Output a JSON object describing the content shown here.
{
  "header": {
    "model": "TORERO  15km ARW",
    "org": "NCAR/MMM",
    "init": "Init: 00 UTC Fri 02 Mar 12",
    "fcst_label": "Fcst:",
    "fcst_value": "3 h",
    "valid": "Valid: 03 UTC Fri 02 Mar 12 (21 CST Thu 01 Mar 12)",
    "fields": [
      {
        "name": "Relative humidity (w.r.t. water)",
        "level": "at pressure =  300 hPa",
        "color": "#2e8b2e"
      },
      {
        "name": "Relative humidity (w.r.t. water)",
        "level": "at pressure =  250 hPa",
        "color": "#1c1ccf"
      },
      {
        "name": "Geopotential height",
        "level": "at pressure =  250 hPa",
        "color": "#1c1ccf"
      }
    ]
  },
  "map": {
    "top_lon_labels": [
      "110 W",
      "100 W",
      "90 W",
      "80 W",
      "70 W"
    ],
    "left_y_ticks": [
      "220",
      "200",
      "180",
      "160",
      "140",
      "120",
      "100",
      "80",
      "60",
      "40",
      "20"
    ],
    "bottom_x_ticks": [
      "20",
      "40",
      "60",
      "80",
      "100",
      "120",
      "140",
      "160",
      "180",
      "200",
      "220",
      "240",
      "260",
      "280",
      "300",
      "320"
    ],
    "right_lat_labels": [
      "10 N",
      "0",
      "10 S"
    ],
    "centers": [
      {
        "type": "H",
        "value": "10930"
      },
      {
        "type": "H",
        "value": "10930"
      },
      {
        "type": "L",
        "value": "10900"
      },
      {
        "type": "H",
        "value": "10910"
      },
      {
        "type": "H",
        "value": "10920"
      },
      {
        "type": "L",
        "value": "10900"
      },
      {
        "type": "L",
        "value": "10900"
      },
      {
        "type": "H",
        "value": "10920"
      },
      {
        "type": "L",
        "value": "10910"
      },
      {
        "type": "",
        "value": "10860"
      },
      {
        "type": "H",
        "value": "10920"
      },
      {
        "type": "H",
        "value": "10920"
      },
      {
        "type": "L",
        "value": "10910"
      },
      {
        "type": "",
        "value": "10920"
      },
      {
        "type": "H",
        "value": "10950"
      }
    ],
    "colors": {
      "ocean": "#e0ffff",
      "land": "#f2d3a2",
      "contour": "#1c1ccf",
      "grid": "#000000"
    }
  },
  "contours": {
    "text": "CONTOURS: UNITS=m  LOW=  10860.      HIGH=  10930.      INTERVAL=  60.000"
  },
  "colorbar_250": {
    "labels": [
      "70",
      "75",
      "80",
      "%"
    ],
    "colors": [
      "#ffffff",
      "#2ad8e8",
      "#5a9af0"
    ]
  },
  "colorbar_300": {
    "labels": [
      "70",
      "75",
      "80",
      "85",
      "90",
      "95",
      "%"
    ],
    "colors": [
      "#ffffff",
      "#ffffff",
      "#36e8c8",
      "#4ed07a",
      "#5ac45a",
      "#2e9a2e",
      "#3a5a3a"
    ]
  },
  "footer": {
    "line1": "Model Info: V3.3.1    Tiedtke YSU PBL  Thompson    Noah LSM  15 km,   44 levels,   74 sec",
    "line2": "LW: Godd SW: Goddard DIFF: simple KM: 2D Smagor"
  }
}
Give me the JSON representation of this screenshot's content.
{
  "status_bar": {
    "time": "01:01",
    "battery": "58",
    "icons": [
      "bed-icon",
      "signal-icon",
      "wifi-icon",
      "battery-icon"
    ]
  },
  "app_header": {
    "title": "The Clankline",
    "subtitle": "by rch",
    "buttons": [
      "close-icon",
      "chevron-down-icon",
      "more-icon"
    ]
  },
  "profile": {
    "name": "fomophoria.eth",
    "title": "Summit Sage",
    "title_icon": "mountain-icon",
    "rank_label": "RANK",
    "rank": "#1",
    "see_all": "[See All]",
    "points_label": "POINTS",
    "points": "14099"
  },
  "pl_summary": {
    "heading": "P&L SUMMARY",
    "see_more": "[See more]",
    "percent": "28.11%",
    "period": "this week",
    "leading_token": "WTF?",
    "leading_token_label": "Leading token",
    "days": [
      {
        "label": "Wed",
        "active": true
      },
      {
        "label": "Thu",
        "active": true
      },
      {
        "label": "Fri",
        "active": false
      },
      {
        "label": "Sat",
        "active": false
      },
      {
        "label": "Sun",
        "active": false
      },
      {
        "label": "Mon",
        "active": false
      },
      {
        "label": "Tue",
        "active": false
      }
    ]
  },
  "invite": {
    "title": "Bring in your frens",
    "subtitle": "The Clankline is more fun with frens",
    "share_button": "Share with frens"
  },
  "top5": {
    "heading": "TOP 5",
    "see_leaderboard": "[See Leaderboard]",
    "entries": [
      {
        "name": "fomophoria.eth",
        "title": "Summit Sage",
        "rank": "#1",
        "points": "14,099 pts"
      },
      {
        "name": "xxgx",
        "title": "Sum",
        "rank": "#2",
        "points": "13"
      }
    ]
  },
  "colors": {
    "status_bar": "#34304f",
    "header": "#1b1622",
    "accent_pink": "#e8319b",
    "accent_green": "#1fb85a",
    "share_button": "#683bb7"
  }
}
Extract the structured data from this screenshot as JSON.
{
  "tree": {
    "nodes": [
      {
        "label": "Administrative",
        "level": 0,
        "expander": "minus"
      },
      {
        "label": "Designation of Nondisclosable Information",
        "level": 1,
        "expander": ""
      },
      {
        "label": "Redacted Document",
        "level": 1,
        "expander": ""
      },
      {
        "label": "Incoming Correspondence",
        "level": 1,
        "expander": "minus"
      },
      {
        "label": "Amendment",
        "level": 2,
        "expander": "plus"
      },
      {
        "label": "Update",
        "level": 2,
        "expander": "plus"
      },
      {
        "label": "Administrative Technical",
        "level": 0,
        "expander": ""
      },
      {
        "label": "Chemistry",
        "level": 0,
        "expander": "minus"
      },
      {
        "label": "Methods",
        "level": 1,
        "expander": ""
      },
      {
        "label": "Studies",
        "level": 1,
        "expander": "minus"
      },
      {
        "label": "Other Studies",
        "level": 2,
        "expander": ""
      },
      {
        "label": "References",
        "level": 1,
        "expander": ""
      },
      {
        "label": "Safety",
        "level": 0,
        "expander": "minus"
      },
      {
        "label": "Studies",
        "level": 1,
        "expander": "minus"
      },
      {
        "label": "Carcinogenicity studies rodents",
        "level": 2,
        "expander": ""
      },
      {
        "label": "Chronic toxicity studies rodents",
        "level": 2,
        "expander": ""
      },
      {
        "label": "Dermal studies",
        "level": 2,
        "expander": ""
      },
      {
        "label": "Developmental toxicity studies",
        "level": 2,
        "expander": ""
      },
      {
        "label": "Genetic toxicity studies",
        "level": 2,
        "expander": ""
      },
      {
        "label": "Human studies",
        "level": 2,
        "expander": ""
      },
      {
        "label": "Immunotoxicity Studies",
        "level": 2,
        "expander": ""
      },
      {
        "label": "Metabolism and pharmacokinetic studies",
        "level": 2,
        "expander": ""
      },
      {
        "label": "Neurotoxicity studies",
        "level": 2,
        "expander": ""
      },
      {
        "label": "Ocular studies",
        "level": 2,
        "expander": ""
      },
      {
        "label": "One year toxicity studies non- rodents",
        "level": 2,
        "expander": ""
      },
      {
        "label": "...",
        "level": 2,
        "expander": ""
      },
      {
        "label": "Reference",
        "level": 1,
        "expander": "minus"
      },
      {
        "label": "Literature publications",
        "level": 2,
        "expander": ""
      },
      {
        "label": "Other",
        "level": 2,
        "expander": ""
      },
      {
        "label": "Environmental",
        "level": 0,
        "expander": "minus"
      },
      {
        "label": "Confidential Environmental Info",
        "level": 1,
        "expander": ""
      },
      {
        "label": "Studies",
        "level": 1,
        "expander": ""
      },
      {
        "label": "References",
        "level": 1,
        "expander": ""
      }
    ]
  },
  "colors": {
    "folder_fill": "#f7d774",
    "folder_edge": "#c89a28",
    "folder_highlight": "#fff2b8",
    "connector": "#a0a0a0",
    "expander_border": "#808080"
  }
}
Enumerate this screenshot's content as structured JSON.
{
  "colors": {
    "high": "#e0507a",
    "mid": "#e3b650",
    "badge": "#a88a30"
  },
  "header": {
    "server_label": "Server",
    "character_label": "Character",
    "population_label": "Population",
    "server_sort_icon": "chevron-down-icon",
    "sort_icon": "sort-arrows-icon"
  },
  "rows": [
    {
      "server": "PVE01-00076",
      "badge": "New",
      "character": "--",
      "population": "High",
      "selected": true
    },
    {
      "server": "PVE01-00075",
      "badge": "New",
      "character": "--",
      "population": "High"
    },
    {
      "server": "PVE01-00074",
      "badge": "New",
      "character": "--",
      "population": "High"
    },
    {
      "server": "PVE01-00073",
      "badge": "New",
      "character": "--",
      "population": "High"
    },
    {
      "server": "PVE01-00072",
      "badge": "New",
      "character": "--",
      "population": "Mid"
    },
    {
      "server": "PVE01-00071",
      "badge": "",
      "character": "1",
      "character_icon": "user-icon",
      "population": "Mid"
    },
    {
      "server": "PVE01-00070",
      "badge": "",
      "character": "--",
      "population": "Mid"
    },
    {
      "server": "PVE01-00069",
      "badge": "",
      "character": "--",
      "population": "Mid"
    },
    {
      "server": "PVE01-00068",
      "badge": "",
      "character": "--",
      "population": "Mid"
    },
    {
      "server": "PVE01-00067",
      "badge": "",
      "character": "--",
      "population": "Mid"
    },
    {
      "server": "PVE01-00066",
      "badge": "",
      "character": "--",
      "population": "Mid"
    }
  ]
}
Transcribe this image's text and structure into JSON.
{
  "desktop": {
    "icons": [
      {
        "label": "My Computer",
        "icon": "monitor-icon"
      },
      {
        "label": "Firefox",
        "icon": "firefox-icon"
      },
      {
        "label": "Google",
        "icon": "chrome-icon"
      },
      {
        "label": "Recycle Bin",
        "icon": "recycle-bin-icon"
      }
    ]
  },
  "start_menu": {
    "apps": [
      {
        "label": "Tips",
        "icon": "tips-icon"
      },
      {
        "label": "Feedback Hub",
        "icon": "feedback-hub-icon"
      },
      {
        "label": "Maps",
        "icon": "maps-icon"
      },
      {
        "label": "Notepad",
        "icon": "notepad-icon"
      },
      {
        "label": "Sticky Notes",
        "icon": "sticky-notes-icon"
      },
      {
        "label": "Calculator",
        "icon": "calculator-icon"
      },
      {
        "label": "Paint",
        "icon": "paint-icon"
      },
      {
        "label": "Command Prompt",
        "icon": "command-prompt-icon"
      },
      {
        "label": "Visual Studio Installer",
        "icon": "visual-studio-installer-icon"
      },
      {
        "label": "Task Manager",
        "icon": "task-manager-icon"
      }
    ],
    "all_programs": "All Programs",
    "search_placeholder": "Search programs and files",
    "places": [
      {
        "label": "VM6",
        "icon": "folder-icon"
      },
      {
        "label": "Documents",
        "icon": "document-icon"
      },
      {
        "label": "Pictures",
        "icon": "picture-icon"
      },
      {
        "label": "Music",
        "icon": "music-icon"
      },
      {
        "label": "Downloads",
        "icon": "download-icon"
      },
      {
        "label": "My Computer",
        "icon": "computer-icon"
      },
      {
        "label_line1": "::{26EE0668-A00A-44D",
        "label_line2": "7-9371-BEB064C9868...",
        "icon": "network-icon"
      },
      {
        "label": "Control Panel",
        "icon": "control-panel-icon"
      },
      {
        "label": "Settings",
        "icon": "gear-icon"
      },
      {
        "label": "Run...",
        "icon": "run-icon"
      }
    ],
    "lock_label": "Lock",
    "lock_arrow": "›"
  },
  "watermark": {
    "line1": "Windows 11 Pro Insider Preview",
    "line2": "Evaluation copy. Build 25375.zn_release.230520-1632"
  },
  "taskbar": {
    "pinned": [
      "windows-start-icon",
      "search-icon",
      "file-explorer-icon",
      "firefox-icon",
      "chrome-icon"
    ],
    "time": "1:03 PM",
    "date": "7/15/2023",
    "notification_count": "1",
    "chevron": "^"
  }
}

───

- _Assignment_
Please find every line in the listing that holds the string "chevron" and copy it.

- _Response for this exercise_
      "chevron-down-icon",
    "server_sort_icon": "chevron-down-icon",
    "chevron": "^"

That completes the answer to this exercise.